Winslow has other works in this show. Notably, in 1950 he studied for a time with Rockwell and even posed for some of his covers. Not only is Winslow’s work reminiscent of his teacher while at the same time being original, but Rockwell repaid the compliment by posing as a fisherman for Winslow's April 1962 Columbia cover. (Th cover is not in this show.)
Winslow’s Bedtime Prayers (see it here) captures a father teaching his young son to kneel and say his prayers. It’s one of those tremendously heartwarming glimpses into family life that should bring back memories of what was or what should have been, and maybe inspire some dads to repeat this scene in their own families.
Speaking of sons and fathers, Luberoff’s illustration of Joseph and young Jesus working together in the Carpenter Shop is a beautiful illustration for meditation.

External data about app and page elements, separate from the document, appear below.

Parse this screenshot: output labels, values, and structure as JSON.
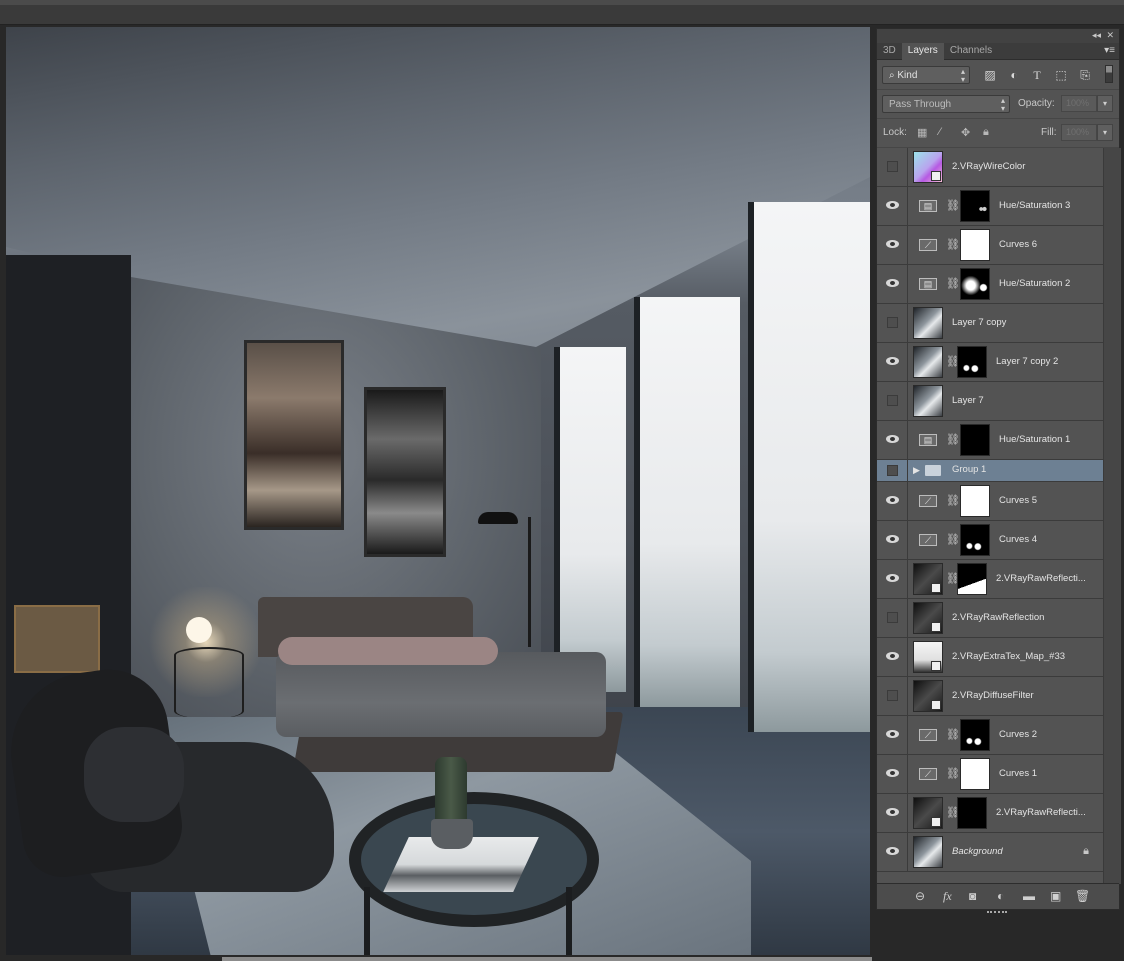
{
  "app": {
    "name": "Photoshop",
    "canvas_image": "bedroom-interior-render"
  },
  "colors": {
    "panel_bg": "#535353",
    "selected_row": "#6d8093",
    "workspace_bg": "#282828"
  },
  "panel": {
    "collapse_label": "◂◂",
    "close_label": "✕",
    "tabs": [
      {
        "label": "3D",
        "active": false
      },
      {
        "label": "Layers",
        "active": true
      },
      {
        "label": "Channels",
        "active": false
      }
    ],
    "menu_icon": "panel-menu-icon",
    "filter": {
      "kind_label": "Kind",
      "icons": [
        "pixel-filter-icon",
        "adjustment-filter-icon",
        "type-filter-icon",
        "shape-filter-icon",
        "smart-object-filter-icon"
      ]
    },
    "blend_mode": "Pass Through",
    "opacity_label": "Opacity:",
    "opacity_value": "100%",
    "lock_label": "Lock:",
    "lock_icons": [
      "lock-transparent-icon",
      "lock-image-icon",
      "lock-position-icon",
      "lock-all-icon"
    ],
    "fill_label": "Fill:",
    "fill_value": "100%"
  },
  "layers": [
    {
      "name": "2.VRayWireColor",
      "visible": false,
      "type": "smart",
      "thumb": "wire"
    },
    {
      "name": "Hue/Saturation 3",
      "visible": true,
      "type": "adjustment",
      "adj": "hue-sat",
      "mask": "dots"
    },
    {
      "name": "Curves 6",
      "visible": true,
      "type": "adjustment",
      "adj": "curves",
      "mask": "white"
    },
    {
      "name": "Hue/Saturation 2",
      "visible": true,
      "type": "adjustment",
      "adj": "hue-sat",
      "mask": "blobs"
    },
    {
      "name": "Layer 7 copy",
      "visible": false,
      "type": "pixel",
      "thumb": "photo"
    },
    {
      "name": "Layer 7 copy 2",
      "visible": true,
      "type": "pixel-mask",
      "thumb": "photo",
      "mask": "spots"
    },
    {
      "name": "Layer 7",
      "visible": false,
      "type": "pixel",
      "thumb": "photo"
    },
    {
      "name": "Hue/Saturation 1",
      "visible": true,
      "type": "adjustment",
      "adj": "hue-sat",
      "mask": "black"
    },
    {
      "name": "Group 1",
      "visible": false,
      "type": "group",
      "selected": true
    },
    {
      "name": "Curves 5",
      "visible": true,
      "type": "adjustment",
      "adj": "curves",
      "mask": "white"
    },
    {
      "name": "Curves 4",
      "visible": true,
      "type": "adjustment",
      "adj": "curves",
      "mask": "spots"
    },
    {
      "name": "2.VRayRawReflecti...",
      "visible": true,
      "type": "smart-mask",
      "thumb": "diffuse",
      "mask": "shore"
    },
    {
      "name": "2.VRayRawReflection",
      "visible": false,
      "type": "smart",
      "thumb": "diffuse"
    },
    {
      "name": "2.VRayExtraTex_Map_#33",
      "visible": true,
      "type": "smart",
      "thumb": "extra"
    },
    {
      "name": "2.VRayDiffuseFilter",
      "visible": false,
      "type": "smart",
      "thumb": "diffuse"
    },
    {
      "name": "Curves 2",
      "visible": true,
      "type": "adjustment",
      "adj": "curves",
      "mask": "spots"
    },
    {
      "name": "Curves 1",
      "visible": true,
      "type": "adjustment",
      "adj": "curves",
      "mask": "white"
    },
    {
      "name": "2.VRayRawReflecti...",
      "visible": true,
      "type": "smart-mask",
      "thumb": "diffuse",
      "mask": "black"
    },
    {
      "name": "Background",
      "visible": true,
      "type": "background",
      "thumb": "photo",
      "locked": true
    }
  ],
  "footer": {
    "icons": [
      "link-layers-icon",
      "fx-icon",
      "add-mask-icon",
      "new-adjustment-icon",
      "new-group-icon",
      "new-layer-icon",
      "delete-layer-icon"
    ],
    "glyphs": [
      "⊖",
      "fx",
      "◙",
      "◐",
      "▬",
      "▣",
      "🗑"
    ]
  }
}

Their remarkable faces reflect a host of thoughts and emotions as Jesus is getting a lesson in woodworking from Joseph.
This beautiful religious scene is one of literally one of the hundreds, into the thousands mark, Luberoff did in his lifetime for various uses for other places.
Some illustrations are indirect in their message. Trumpet Practice from 1967 is a wonderful Rockwell-like scene as a mother stands on a wide front porch, broom in hand, listening intently to her son’s friends on the sidewalk. Her son with trumpet in hand stands “at attention” next to her, his eyes searching for an answer as his three football-clad buddies try to convince her to let him join them for a backyard game. Will she or won’t she let him? Either way, we can tell this boy will keep the 4th Commandment and obey his mother.

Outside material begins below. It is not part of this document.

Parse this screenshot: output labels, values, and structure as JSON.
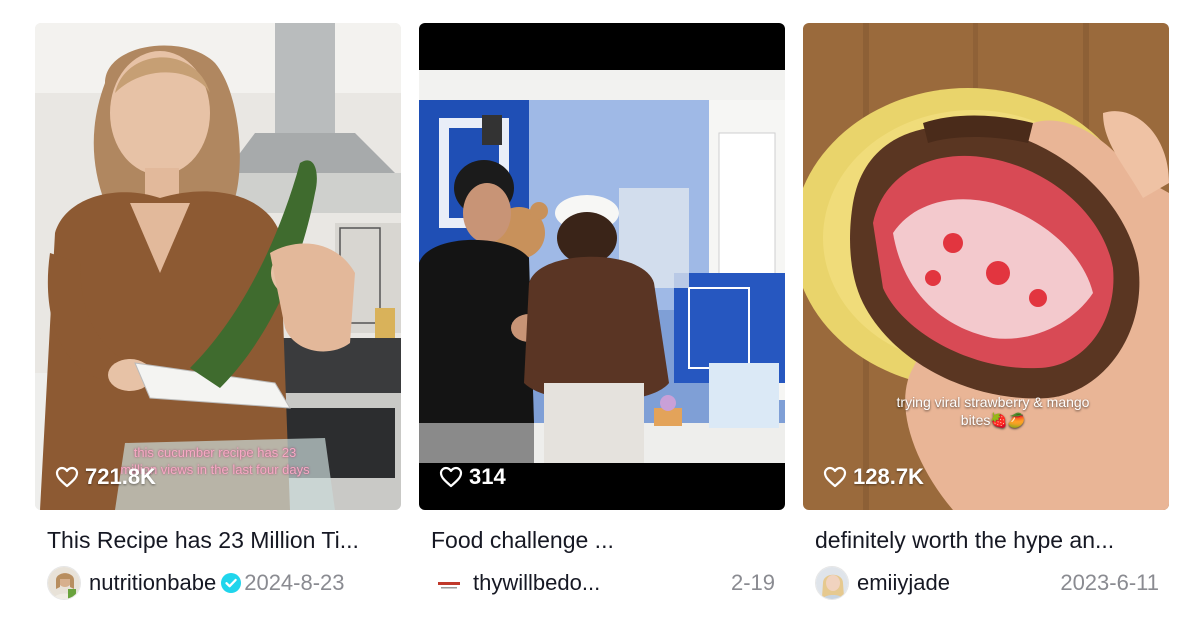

Family plays a big role in the illustrations. In the 1959 Off to College, at the railroad station a serious-looking young man in striped jacket and bow tie hands car keys to his dad while his mom quietly cries and the collie in their car carefully watches the scene unfolding. His master is off to St. Polycarp, declares the big sticker on his suitcase.
Fathers as well as mothers play an important and equal part in these illustrations. The Wild Sled Ride has a close-up of a father with his thrilled and wide-eyed young son belly-flopping on a hair-raising ride down the slope in a Rockwell look-a-like scene.

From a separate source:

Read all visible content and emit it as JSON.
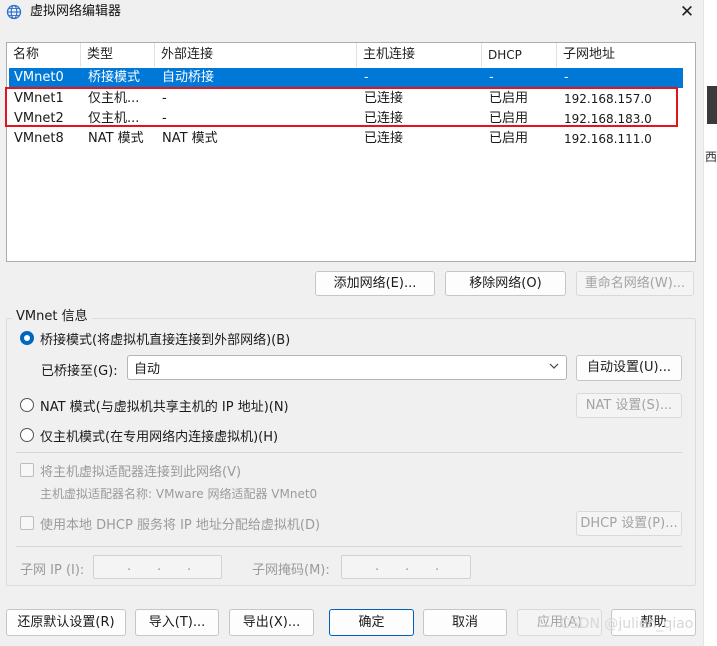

In Leaf-Raking, dad rakes while six youngsters jump, and romp, and play in the piles. Mom takes it all in, looking at the scene with an “Oh my goodness!” expression!
The Spirit of Thanksgiving from 1955 captures another affecting scene in which a family of five stands in prayer around the table. The food is meager food. The room is dark. But the picture of the Last Supper on one side of the window and the crucifix on the other side tell us where their hearts are, poor family as they are.
To add to the uplifting illustrations Luberoff’s Thanksgiving Dinner Prayer touches our hearts as we look at an elderly husband and wife, their family grown and gone, who are now alone at the dinner table. Over a small turkey, their heads are bowed reverently in prayer. It’s a very poignant scene.
In a different way, so is Luberoff’s Holly for Jesus. Who can remain indifferent seeing this illustration of a little child bundled in red hood trimmed in white fur and reaching toward a statue of Mary holding her Christ Child? In her white and red mittens she carefully holds a spring of holly, giving it as a gift to the baby Jesus.
One more illustration gives us not only another Rockwell scene but sums up much about the show. In Photo Album Memories, and older husband and wife, he with his arm around her, sit looking over a photo album. We see them surrounded by photos of past family good times they’re reminiscing over.
Their faces beam with these pleasant memories. Ours should, too, for all the scenes which can easily move our sensibilities and hearts.
The show presents nearly 70 rarely-seen examples from the 200-plus originals for Columbia covers in the museum’s collection. The exhibit includes finished covers, studies and even a few pencil sketches, arranged according to the four seasons. The exhibit runs to mid-September, 2016.